BEGIN DATA SUPPLIED
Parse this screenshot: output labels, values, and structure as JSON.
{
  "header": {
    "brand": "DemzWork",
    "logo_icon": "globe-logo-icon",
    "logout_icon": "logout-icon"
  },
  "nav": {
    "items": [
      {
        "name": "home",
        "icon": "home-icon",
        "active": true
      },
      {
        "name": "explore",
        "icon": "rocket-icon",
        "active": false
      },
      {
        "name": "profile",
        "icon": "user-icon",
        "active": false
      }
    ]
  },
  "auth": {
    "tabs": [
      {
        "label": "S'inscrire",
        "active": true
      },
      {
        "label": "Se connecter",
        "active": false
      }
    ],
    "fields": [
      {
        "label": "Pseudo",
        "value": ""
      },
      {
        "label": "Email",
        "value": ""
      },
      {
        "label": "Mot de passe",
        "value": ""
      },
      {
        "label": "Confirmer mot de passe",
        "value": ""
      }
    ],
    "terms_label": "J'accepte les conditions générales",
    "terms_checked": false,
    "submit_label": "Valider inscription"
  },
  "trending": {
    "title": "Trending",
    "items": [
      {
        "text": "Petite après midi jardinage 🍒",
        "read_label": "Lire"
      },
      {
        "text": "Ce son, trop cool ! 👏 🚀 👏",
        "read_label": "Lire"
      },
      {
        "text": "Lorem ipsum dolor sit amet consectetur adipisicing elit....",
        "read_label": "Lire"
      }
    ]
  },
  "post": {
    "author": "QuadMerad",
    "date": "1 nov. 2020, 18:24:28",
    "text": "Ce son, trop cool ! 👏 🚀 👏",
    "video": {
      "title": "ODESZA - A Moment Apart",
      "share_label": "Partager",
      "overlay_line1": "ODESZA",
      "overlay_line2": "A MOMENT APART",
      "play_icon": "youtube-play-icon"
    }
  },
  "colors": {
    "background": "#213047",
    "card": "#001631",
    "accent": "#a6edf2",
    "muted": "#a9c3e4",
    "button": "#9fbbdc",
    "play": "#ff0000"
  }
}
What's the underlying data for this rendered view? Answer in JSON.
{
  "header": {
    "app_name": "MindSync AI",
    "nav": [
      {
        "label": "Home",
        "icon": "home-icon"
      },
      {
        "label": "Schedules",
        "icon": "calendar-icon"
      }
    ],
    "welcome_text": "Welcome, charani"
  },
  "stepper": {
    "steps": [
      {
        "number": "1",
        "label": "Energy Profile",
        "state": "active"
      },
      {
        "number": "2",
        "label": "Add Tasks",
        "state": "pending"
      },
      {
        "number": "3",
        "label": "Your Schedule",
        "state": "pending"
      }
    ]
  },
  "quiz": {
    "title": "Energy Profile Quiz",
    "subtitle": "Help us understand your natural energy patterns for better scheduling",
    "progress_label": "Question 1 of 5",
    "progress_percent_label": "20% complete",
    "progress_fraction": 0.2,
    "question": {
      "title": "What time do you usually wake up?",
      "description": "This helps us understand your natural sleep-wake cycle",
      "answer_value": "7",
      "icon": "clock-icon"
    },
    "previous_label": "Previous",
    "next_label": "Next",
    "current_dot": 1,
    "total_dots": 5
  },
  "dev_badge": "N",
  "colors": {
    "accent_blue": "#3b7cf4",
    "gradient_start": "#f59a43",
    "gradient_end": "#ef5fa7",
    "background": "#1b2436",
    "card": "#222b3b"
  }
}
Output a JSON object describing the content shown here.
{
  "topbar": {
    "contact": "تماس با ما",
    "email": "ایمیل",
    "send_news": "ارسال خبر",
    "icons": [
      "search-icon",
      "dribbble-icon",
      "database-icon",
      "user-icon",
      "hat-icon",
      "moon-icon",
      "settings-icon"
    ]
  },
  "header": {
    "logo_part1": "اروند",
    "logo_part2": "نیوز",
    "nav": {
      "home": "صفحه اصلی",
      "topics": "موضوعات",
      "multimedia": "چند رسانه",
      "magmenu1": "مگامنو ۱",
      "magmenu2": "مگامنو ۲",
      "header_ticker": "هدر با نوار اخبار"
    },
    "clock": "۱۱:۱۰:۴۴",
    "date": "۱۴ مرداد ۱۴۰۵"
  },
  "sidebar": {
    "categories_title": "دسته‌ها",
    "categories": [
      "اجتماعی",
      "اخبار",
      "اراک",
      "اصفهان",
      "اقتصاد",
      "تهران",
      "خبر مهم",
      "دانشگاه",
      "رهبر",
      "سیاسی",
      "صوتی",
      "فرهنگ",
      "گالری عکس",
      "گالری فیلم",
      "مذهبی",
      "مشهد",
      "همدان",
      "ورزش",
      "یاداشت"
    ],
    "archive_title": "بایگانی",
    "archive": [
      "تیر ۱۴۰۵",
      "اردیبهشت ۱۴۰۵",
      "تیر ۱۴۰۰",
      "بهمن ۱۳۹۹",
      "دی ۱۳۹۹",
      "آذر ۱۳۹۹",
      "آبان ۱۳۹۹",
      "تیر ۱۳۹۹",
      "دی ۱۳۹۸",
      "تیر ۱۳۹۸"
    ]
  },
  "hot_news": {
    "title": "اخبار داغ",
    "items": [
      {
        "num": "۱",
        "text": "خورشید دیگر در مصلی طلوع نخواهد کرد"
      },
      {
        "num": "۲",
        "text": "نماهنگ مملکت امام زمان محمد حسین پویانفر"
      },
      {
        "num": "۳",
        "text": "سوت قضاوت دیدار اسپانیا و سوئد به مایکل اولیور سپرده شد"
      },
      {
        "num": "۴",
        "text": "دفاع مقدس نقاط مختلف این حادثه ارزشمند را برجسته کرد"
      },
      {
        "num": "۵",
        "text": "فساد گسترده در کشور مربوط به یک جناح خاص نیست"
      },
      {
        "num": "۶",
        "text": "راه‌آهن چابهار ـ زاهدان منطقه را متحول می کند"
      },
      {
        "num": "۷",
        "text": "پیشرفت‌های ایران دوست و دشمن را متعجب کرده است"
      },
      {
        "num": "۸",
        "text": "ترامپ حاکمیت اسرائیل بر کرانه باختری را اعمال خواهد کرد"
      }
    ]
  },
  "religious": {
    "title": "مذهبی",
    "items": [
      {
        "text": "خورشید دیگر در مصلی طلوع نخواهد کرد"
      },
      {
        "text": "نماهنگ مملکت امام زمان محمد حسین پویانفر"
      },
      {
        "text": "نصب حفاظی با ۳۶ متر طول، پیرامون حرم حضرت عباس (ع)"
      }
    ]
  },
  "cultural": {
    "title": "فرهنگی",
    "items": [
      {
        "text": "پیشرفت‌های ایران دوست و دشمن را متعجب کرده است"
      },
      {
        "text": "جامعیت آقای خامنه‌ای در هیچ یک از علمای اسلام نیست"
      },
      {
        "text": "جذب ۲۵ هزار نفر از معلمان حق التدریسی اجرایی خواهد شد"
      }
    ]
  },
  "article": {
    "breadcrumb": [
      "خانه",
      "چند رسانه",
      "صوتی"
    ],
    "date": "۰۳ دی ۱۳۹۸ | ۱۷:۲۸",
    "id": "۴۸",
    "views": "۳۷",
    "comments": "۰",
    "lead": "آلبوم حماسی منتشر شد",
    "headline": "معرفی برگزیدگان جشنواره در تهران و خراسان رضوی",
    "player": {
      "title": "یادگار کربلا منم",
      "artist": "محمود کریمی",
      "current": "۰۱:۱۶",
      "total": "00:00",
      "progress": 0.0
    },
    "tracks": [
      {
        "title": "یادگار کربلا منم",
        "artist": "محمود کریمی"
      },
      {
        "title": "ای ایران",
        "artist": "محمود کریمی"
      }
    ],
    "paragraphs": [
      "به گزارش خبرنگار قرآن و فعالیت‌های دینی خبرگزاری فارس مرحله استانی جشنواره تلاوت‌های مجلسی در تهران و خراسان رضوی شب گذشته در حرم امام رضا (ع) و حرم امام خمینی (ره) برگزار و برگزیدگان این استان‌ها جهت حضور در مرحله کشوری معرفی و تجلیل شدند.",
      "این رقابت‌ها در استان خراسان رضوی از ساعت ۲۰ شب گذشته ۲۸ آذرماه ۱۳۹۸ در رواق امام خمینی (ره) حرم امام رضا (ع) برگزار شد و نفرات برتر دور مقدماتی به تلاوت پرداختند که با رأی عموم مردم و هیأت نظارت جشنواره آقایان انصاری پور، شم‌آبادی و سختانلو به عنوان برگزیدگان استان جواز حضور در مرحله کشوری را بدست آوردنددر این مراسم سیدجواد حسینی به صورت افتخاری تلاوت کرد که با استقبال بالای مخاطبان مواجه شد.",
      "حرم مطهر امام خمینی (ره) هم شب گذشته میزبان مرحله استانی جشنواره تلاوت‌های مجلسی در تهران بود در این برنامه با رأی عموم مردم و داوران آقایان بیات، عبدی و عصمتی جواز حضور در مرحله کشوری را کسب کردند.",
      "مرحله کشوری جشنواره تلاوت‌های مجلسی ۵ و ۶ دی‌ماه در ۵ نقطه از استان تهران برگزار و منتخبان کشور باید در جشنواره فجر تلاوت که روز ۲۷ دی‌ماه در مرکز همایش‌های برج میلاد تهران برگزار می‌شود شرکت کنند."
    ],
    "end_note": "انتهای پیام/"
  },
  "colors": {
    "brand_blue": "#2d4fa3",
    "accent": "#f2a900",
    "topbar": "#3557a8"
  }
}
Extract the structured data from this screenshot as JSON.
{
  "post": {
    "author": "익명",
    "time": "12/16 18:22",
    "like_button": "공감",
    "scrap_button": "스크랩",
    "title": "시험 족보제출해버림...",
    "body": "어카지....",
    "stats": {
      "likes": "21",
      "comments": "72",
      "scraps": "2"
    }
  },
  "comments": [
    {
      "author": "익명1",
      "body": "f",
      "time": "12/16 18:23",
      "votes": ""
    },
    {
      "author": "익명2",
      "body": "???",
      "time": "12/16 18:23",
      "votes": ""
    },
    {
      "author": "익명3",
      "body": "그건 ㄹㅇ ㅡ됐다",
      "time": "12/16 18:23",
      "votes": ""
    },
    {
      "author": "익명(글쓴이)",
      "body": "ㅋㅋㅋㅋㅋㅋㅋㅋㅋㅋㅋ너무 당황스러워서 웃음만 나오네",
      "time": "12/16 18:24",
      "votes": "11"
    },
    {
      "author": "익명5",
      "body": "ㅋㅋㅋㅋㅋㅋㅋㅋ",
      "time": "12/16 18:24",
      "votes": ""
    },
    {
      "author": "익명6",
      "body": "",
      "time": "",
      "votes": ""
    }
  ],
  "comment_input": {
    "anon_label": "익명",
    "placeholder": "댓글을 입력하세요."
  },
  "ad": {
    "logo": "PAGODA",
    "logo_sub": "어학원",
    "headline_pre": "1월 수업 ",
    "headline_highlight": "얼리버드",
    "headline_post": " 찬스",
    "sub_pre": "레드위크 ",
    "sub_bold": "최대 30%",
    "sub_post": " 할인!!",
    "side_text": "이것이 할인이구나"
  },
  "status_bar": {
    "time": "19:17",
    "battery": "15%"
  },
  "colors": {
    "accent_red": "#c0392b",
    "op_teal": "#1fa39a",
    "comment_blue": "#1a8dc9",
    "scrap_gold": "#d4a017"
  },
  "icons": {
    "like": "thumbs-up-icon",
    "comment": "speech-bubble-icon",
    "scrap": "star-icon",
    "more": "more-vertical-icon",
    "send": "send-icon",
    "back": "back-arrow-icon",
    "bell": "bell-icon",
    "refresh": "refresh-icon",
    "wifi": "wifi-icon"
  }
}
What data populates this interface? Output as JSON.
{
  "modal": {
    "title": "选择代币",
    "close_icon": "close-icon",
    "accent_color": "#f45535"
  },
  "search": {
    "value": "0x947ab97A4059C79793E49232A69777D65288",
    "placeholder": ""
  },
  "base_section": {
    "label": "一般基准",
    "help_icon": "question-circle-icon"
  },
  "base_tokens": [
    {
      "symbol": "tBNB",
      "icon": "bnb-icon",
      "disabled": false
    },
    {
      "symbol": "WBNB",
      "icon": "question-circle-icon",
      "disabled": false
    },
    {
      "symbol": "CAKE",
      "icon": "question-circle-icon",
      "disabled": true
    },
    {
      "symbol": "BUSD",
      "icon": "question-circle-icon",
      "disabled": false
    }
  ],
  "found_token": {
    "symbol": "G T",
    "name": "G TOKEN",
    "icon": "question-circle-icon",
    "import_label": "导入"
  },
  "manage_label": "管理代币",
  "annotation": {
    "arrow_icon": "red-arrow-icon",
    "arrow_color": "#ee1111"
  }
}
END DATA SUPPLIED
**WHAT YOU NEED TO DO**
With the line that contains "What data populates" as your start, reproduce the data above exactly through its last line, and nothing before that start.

**RESPONSE FOR THIS EXERCISE**
What data populates this interface? Output as JSON.
{
  "modal": {
    "title": "选择代币",
    "close_icon": "close-icon",
    "accent_color": "#f45535"
  },
  "search": {
    "value": "0x947ab97A4059C79793E49232A69777D65288",
    "placeholder": ""
  },
  "base_section": {
    "label": "一般基准",
    "help_icon": "question-circle-icon"
  },
  "base_tokens": [
    {
      "symbol": "tBNB",
      "icon": "bnb-icon",
      "disabled": false
    },
    {
      "symbol": "WBNB",
      "icon": "question-circle-icon",
      "disabled": false
    },
    {
      "symbol": "CAKE",
      "icon": "question-circle-icon",
      "disabled": true
    },
    {
      "symbol": "BUSD",
      "icon": "question-circle-icon",
      "disabled": false
    }
  ],
  "found_token": {
    "symbol": "G T",
    "name": "G TOKEN",
    "icon": "question-circle-icon",
    "import_label": "导入"
  },
  "manage_label": "管理代币",
  "annotation": {
    "arrow_icon": "red-arrow-icon",
    "arrow_color": "#ee1111"
  }
}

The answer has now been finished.